▸ **PROBLEM STATEMENT**
The result should be an exact copy of the data, free of pictures.

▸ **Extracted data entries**
________________

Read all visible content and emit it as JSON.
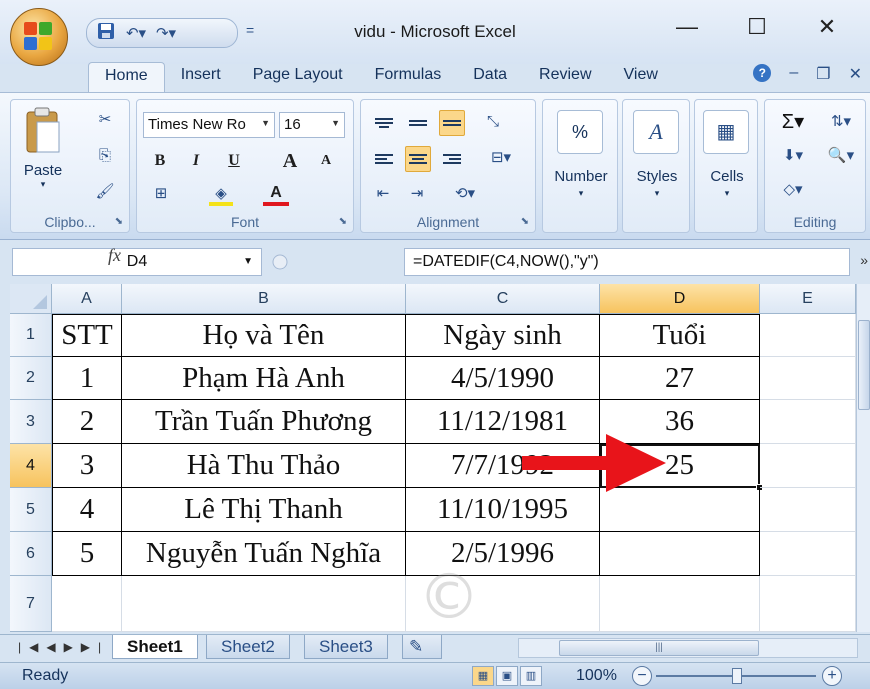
{
  "window": {
    "title": "vidu - Microsoft Excel",
    "minimize": "—",
    "maximize": "☐",
    "close": "✕"
  },
  "quick_access": {
    "save_icon": "save-icon",
    "undo_icon": "undo-icon",
    "redo_icon": "redo-icon",
    "more": "="
  },
  "tabs": [
    "Home",
    "Insert",
    "Page Layout",
    "Formulas",
    "Data",
    "Review",
    "View"
  ],
  "active_tab": "Home",
  "ribbon": {
    "clipboard": {
      "paste_label": "Paste",
      "group_label": "Clipbo..."
    },
    "font": {
      "font_name": "Times New Ro",
      "font_size": "16",
      "bold": "B",
      "italic": "I",
      "underline": "U",
      "grow": "A",
      "shrink": "A",
      "color_a": "A",
      "group_label": "Font"
    },
    "alignment": {
      "group_label": "Alignment"
    },
    "number": {
      "symbol": "%",
      "label": "Number"
    },
    "styles": {
      "label": "Styles"
    },
    "cells": {
      "label": "Cells"
    },
    "editing": {
      "sigma": "Σ",
      "group_label": "Editing"
    }
  },
  "formula_bar": {
    "name_box": "D4",
    "fx": "fx",
    "formula": "=DATEDIF(C4,NOW(),\"y\")"
  },
  "grid": {
    "columns": [
      "A",
      "B",
      "C",
      "D",
      "E"
    ],
    "selected_column": "D",
    "rows": [
      "1",
      "2",
      "3",
      "4",
      "5",
      "6",
      "7"
    ],
    "selected_row": "4",
    "header": [
      "STT",
      "Họ và Tên",
      "Ngày sinh",
      "Tuổi"
    ],
    "data": [
      [
        "1",
        "Phạm Hà Anh",
        "4/5/1990",
        "27"
      ],
      [
        "2",
        "Trần Tuấn Phương",
        "11/12/1981",
        "36"
      ],
      [
        "3",
        "Hà Thu Thảo",
        "7/7/1992",
        "25"
      ],
      [
        "4",
        "Lê Thị Thanh",
        "11/10/1995",
        ""
      ],
      [
        "5",
        "Nguyễn Tuấn Nghĩa",
        "2/5/1996",
        ""
      ]
    ]
  },
  "sheets": [
    "Sheet1",
    "Sheet2",
    "Sheet3"
  ],
  "active_sheet": "Sheet1",
  "status": {
    "text": "Ready",
    "zoom": "100%",
    "zoom_minus": "−",
    "zoom_plus": "+"
  },
  "colors": {
    "selected_header": "#f7c35e",
    "annotation_arrow": "#e8141a"
  }
}
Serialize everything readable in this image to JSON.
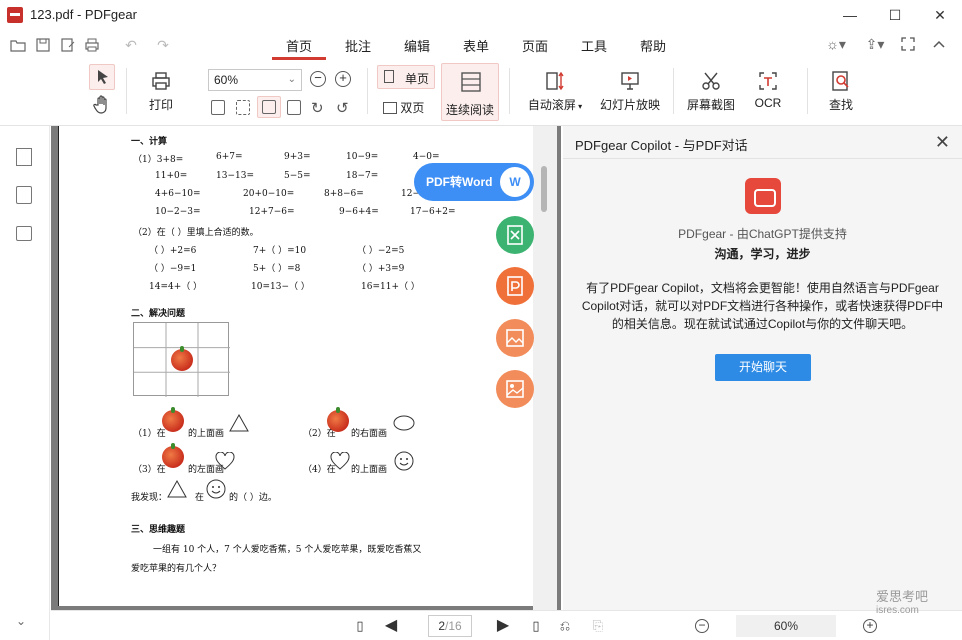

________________

▸ **EXERCISE OUTPUT**
Read all visible content and emit it as JSON.
{
  "window": {
    "title": "vidu - Microsoft Excel",
    "minimize": "—",
    "maximize": "☐",
    "close": "✕"
  },
  "quick_access": {
    "save_icon": "save-icon",
    "undo_icon": "undo-icon",
    "redo_icon": "redo-icon",
    "more": "="
  },
  "tabs": [
    "Home",
    "Insert",
    "Page Layout",
    "Formulas",
    "Data",
    "Review",
    "View"
  ],
  "active_tab": "Home",
  "ribbon": {
    "clipboard": {
      "paste_label": "Paste",
      "group_label": "Clipbo..."
    },
    "font": {
      "font_name": "Times New Ro",
      "font_size": "16",
      "bold": "B",
      "italic": "I",
      "underline": "U",
      "grow": "A",
      "shrink": "A",
      "color_a": "A",
      "group_label": "Font"
    },
    "alignment": {
      "group_label": "Alignment"
    },
    "number": {
      "symbol": "%",
      "label": "Number"
    },
    "styles": {
      "label": "Styles"
    },
    "cells": {
      "label": "Cells"
    },
    "editing": {
      "sigma": "Σ",
      "group_label": "Editing"
    }
  },
  "formula_bar": {
    "name_box": "D4",
    "fx": "fx",
    "formula": "=DATEDIF(C4,NOW(),\"y\")"
  },
  "grid": {
    "columns": [
      "A",
      "B",
      "C",
      "D",
      "E"
    ],
    "selected_column": "D",
    "rows": [
      "1",
      "2",
      "3",
      "4",
      "5",
      "6",
      "7"
    ],
    "selected_row": "4",
    "header": [
      "STT",
      "Họ và Tên",
      "Ngày sinh",
      "Tuổi"
    ],
    "data": [
      [
        "1",
        "Phạm Hà Anh",
        "4/5/1990",
        "27"
      ],
      [
        "2",
        "Trần Tuấn Phương",
        "11/12/1981",
        "36"
      ],
      [
        "3",
        "Hà Thu Thảo",
        "7/7/1992",
        "25"
      ],
      [
        "4",
        "Lê Thị Thanh",
        "11/10/1995",
        ""
      ],
      [
        "5",
        "Nguyễn Tuấn Nghĩa",
        "2/5/1996",
        ""
      ]
    ]
  },
  "sheets": [
    "Sheet1",
    "Sheet2",
    "Sheet3"
  ],
  "active_sheet": "Sheet1",
  "status": {
    "text": "Ready",
    "zoom": "100%",
    "zoom_minus": "−",
    "zoom_plus": "+"
  },
  "colors": {
    "selected_header": "#f7c35e",
    "annotation_arrow": "#e8141a"
  }
}
Serialize everything readable in this image to JSON.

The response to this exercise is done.